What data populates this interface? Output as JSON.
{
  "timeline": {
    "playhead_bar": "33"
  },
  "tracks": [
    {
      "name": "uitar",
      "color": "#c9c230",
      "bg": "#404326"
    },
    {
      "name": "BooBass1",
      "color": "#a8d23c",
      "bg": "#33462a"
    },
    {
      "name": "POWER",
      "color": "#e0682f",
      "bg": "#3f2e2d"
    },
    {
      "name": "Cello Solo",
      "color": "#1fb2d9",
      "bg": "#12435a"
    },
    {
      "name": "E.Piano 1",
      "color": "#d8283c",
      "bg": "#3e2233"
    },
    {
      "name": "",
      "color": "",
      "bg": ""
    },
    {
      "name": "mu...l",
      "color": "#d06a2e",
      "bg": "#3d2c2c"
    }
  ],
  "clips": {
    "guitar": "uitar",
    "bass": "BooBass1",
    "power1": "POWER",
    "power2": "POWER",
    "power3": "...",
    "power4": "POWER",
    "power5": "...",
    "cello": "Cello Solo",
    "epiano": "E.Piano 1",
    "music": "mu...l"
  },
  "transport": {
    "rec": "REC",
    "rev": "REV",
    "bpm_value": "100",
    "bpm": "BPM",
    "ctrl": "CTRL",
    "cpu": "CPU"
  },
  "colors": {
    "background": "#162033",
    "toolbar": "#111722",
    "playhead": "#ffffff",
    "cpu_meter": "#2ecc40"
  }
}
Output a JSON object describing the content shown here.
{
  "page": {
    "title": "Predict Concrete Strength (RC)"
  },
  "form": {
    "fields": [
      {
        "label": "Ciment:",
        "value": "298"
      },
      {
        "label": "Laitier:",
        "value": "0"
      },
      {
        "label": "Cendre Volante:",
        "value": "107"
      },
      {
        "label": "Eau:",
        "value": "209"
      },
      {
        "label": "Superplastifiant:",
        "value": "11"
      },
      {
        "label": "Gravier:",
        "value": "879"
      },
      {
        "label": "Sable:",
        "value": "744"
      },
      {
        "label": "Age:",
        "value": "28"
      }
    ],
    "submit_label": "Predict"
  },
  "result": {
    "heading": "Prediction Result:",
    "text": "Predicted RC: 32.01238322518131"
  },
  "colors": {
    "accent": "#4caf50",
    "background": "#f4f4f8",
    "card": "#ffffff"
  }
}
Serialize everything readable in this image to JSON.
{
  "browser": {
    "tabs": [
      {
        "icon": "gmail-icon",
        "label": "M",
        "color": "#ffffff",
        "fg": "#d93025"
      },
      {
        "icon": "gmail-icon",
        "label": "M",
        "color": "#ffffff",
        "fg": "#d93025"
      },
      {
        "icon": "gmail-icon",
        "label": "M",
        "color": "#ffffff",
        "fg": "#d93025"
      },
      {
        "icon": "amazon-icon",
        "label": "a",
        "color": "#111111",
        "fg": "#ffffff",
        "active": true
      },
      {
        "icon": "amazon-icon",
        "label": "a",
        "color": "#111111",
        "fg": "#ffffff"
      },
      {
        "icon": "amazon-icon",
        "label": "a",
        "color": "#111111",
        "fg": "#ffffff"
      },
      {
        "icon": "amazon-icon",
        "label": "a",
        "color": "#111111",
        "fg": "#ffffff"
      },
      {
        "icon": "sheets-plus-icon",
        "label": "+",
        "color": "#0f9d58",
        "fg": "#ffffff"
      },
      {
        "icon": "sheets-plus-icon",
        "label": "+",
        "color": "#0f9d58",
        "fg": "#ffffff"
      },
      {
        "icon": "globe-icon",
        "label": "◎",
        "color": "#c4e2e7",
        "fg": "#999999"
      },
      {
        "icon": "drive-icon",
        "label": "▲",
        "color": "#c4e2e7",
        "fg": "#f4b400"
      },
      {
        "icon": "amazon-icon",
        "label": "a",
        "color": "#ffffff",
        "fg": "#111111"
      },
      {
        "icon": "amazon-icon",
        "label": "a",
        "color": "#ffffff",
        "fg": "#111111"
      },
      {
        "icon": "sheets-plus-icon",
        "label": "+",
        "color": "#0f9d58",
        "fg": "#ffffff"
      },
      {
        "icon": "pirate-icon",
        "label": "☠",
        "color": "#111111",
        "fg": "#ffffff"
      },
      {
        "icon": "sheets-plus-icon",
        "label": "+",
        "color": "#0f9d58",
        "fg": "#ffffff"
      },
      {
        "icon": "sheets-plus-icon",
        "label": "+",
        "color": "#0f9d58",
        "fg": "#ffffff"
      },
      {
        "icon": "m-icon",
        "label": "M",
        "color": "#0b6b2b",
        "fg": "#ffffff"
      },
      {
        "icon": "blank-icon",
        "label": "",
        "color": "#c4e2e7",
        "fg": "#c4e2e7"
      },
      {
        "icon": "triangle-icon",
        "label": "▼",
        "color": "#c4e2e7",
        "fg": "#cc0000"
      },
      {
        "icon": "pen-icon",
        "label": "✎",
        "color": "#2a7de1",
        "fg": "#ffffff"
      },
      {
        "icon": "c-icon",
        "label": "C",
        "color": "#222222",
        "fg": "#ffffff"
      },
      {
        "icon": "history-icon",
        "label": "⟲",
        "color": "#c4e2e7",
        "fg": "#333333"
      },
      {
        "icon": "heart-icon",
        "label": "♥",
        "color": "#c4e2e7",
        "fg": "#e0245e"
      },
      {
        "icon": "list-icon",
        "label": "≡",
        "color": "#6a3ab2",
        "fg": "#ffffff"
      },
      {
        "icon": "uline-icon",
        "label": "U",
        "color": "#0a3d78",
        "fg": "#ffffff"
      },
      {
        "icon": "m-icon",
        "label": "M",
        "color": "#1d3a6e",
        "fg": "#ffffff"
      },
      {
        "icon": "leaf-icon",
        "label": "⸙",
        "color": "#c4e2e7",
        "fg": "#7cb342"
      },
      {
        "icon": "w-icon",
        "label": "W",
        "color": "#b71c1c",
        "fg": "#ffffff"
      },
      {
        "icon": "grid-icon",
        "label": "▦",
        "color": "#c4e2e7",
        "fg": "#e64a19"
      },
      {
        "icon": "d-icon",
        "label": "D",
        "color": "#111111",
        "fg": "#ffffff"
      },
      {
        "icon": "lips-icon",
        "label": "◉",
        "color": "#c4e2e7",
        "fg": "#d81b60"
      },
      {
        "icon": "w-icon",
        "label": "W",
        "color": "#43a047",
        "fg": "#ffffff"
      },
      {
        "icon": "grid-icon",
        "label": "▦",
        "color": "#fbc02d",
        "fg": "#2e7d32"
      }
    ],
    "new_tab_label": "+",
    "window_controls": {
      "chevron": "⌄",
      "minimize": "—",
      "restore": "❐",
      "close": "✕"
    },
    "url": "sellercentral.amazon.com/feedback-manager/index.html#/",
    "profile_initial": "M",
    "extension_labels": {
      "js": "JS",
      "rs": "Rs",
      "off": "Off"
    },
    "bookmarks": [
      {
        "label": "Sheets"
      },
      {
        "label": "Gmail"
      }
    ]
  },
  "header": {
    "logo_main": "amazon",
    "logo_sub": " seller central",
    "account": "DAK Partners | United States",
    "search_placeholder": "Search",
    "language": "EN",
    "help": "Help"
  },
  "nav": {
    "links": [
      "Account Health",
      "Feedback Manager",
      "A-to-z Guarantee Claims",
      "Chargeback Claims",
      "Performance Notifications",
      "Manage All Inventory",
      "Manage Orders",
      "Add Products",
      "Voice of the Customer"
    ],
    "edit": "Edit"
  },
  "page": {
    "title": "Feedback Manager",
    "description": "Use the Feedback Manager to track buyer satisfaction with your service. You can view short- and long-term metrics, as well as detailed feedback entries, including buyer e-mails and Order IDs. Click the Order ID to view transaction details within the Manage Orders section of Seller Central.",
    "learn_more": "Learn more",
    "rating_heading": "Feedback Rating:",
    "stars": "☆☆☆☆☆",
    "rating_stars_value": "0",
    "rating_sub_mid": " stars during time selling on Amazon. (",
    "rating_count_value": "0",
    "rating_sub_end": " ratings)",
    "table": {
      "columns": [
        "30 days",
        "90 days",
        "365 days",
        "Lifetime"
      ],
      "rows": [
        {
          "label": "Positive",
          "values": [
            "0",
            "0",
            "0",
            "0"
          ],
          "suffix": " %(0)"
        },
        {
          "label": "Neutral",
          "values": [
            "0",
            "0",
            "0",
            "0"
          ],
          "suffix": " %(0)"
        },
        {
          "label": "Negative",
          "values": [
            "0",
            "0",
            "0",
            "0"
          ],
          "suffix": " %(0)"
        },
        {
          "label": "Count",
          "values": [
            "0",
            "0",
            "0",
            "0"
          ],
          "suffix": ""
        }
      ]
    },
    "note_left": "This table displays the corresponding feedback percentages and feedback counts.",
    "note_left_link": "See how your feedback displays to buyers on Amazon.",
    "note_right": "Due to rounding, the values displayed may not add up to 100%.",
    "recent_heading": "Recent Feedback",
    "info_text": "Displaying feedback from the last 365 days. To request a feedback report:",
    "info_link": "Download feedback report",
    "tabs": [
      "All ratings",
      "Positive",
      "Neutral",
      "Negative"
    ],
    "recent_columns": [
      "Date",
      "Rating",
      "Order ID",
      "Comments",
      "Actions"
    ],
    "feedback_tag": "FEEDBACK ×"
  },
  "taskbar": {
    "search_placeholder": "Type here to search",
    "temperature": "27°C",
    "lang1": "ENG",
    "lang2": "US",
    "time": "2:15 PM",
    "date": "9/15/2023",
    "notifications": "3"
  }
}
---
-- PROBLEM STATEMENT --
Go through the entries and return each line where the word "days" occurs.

-- WRITTEN SOLUTION --
        "30 days",
        "90 days",
        "365 days",
    "info_text": "Displaying feedback from the last 365 days. To request a feedback report:",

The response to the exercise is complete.